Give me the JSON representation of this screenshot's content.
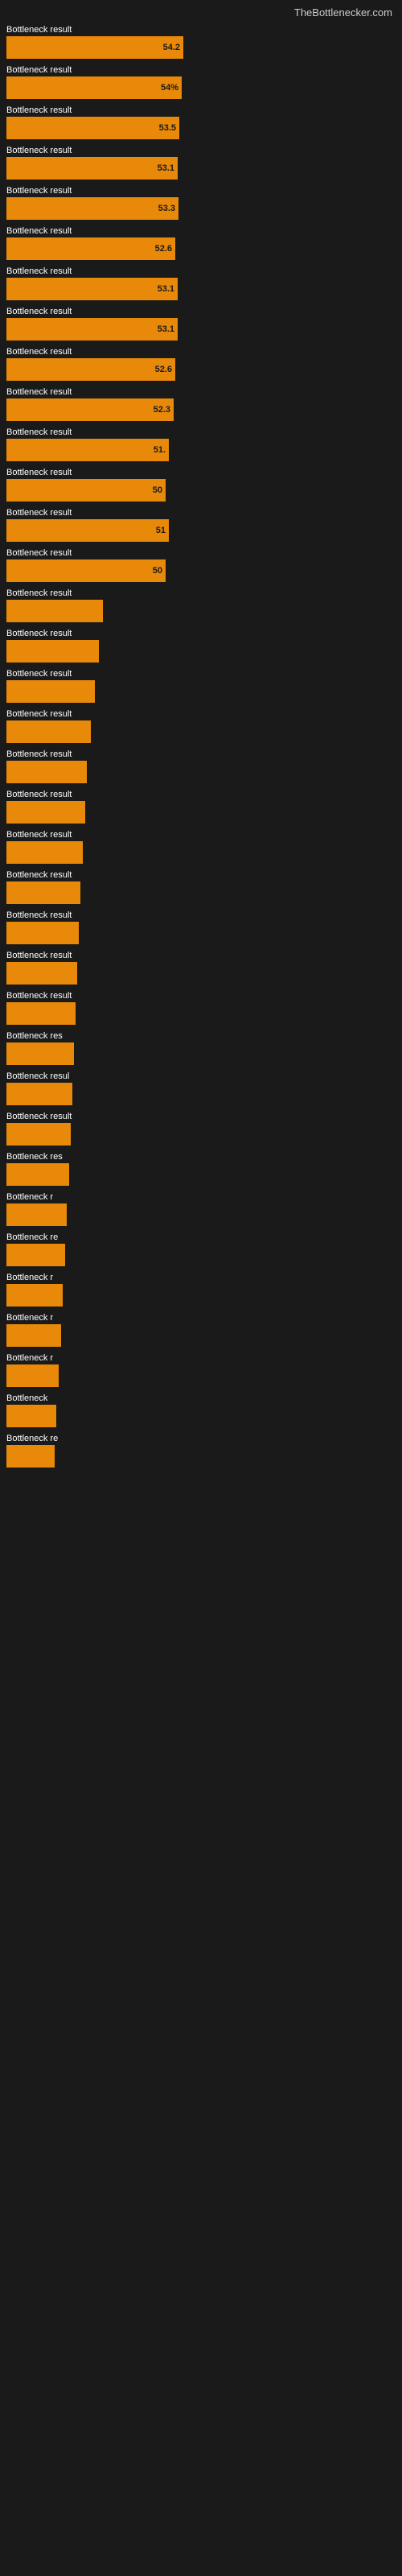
{
  "header": {
    "site": "TheBottlenecker.com"
  },
  "items": [
    {
      "label": "Bottleneck result",
      "value": "54.2",
      "barWidth": 220
    },
    {
      "label": "Bottleneck result",
      "value": "54%",
      "barWidth": 218
    },
    {
      "label": "Bottleneck result",
      "value": "53.5",
      "barWidth": 215
    },
    {
      "label": "Bottleneck result",
      "value": "53.1",
      "barWidth": 213
    },
    {
      "label": "Bottleneck result",
      "value": "53.3",
      "barWidth": 214
    },
    {
      "label": "Bottleneck result",
      "value": "52.6",
      "barWidth": 210
    },
    {
      "label": "Bottleneck result",
      "value": "53.1",
      "barWidth": 213
    },
    {
      "label": "Bottleneck result",
      "value": "53.1",
      "barWidth": 213
    },
    {
      "label": "Bottleneck result",
      "value": "52.6",
      "barWidth": 210
    },
    {
      "label": "Bottleneck result",
      "value": "52.3",
      "barWidth": 208
    },
    {
      "label": "Bottleneck result",
      "value": "51.",
      "barWidth": 202
    },
    {
      "label": "Bottleneck result",
      "value": "50",
      "barWidth": 198
    },
    {
      "label": "Bottleneck result",
      "value": "51",
      "barWidth": 202
    },
    {
      "label": "Bottleneck result",
      "value": "50",
      "barWidth": 198
    },
    {
      "label": "Bottleneck result",
      "value": "",
      "barWidth": 120
    },
    {
      "label": "Bottleneck result",
      "value": "",
      "barWidth": 115
    },
    {
      "label": "Bottleneck result",
      "value": "",
      "barWidth": 110
    },
    {
      "label": "Bottleneck result",
      "value": "",
      "barWidth": 105
    },
    {
      "label": "Bottleneck result",
      "value": "",
      "barWidth": 100
    },
    {
      "label": "Bottleneck result",
      "value": "",
      "barWidth": 98
    },
    {
      "label": "Bottleneck result",
      "value": "",
      "barWidth": 95
    },
    {
      "label": "Bottleneck result",
      "value": "",
      "barWidth": 92
    },
    {
      "label": "Bottleneck result",
      "value": "",
      "barWidth": 90
    },
    {
      "label": "Bottleneck result",
      "value": "",
      "barWidth": 88
    },
    {
      "label": "Bottleneck result",
      "value": "",
      "barWidth": 86
    },
    {
      "label": "Bottleneck res",
      "value": "",
      "barWidth": 84
    },
    {
      "label": "Bottleneck resul",
      "value": "",
      "barWidth": 82
    },
    {
      "label": "Bottleneck result",
      "value": "",
      "barWidth": 80
    },
    {
      "label": "Bottleneck res",
      "value": "",
      "barWidth": 78
    },
    {
      "label": "Bottleneck r",
      "value": "",
      "barWidth": 75
    },
    {
      "label": "Bottleneck re",
      "value": "",
      "barWidth": 73
    },
    {
      "label": "Bottleneck r",
      "value": "",
      "barWidth": 70
    },
    {
      "label": "Bottleneck r",
      "value": "",
      "barWidth": 68
    },
    {
      "label": "Bottleneck r",
      "value": "",
      "barWidth": 65
    },
    {
      "label": "Bottleneck",
      "value": "",
      "barWidth": 62
    },
    {
      "label": "Bottleneck re",
      "value": "",
      "barWidth": 60
    }
  ]
}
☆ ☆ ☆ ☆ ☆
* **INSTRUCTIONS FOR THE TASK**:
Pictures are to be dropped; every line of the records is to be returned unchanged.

* **ANSWER AREA**:
Give me the JSON representation of this screenshot's content.
{
  "header": {
    "site": "TheBottlenecker.com"
  },
  "items": [
    {
      "label": "Bottleneck result",
      "value": "54.2",
      "barWidth": 220
    },
    {
      "label": "Bottleneck result",
      "value": "54%",
      "barWidth": 218
    },
    {
      "label": "Bottleneck result",
      "value": "53.5",
      "barWidth": 215
    },
    {
      "label": "Bottleneck result",
      "value": "53.1",
      "barWidth": 213
    },
    {
      "label": "Bottleneck result",
      "value": "53.3",
      "barWidth": 214
    },
    {
      "label": "Bottleneck result",
      "value": "52.6",
      "barWidth": 210
    },
    {
      "label": "Bottleneck result",
      "value": "53.1",
      "barWidth": 213
    },
    {
      "label": "Bottleneck result",
      "value": "53.1",
      "barWidth": 213
    },
    {
      "label": "Bottleneck result",
      "value": "52.6",
      "barWidth": 210
    },
    {
      "label": "Bottleneck result",
      "value": "52.3",
      "barWidth": 208
    },
    {
      "label": "Bottleneck result",
      "value": "51.",
      "barWidth": 202
    },
    {
      "label": "Bottleneck result",
      "value": "50",
      "barWidth": 198
    },
    {
      "label": "Bottleneck result",
      "value": "51",
      "barWidth": 202
    },
    {
      "label": "Bottleneck result",
      "value": "50",
      "barWidth": 198
    },
    {
      "label": "Bottleneck result",
      "value": "",
      "barWidth": 120
    },
    {
      "label": "Bottleneck result",
      "value": "",
      "barWidth": 115
    },
    {
      "label": "Bottleneck result",
      "value": "",
      "barWidth": 110
    },
    {
      "label": "Bottleneck result",
      "value": "",
      "barWidth": 105
    },
    {
      "label": "Bottleneck result",
      "value": "",
      "barWidth": 100
    },
    {
      "label": "Bottleneck result",
      "value": "",
      "barWidth": 98
    },
    {
      "label": "Bottleneck result",
      "value": "",
      "barWidth": 95
    },
    {
      "label": "Bottleneck result",
      "value": "",
      "barWidth": 92
    },
    {
      "label": "Bottleneck result",
      "value": "",
      "barWidth": 90
    },
    {
      "label": "Bottleneck result",
      "value": "",
      "barWidth": 88
    },
    {
      "label": "Bottleneck result",
      "value": "",
      "barWidth": 86
    },
    {
      "label": "Bottleneck res",
      "value": "",
      "barWidth": 84
    },
    {
      "label": "Bottleneck resul",
      "value": "",
      "barWidth": 82
    },
    {
      "label": "Bottleneck result",
      "value": "",
      "barWidth": 80
    },
    {
      "label": "Bottleneck res",
      "value": "",
      "barWidth": 78
    },
    {
      "label": "Bottleneck r",
      "value": "",
      "barWidth": 75
    },
    {
      "label": "Bottleneck re",
      "value": "",
      "barWidth": 73
    },
    {
      "label": "Bottleneck r",
      "value": "",
      "barWidth": 70
    },
    {
      "label": "Bottleneck r",
      "value": "",
      "barWidth": 68
    },
    {
      "label": "Bottleneck r",
      "value": "",
      "barWidth": 65
    },
    {
      "label": "Bottleneck",
      "value": "",
      "barWidth": 62
    },
    {
      "label": "Bottleneck re",
      "value": "",
      "barWidth": 60
    }
  ]
}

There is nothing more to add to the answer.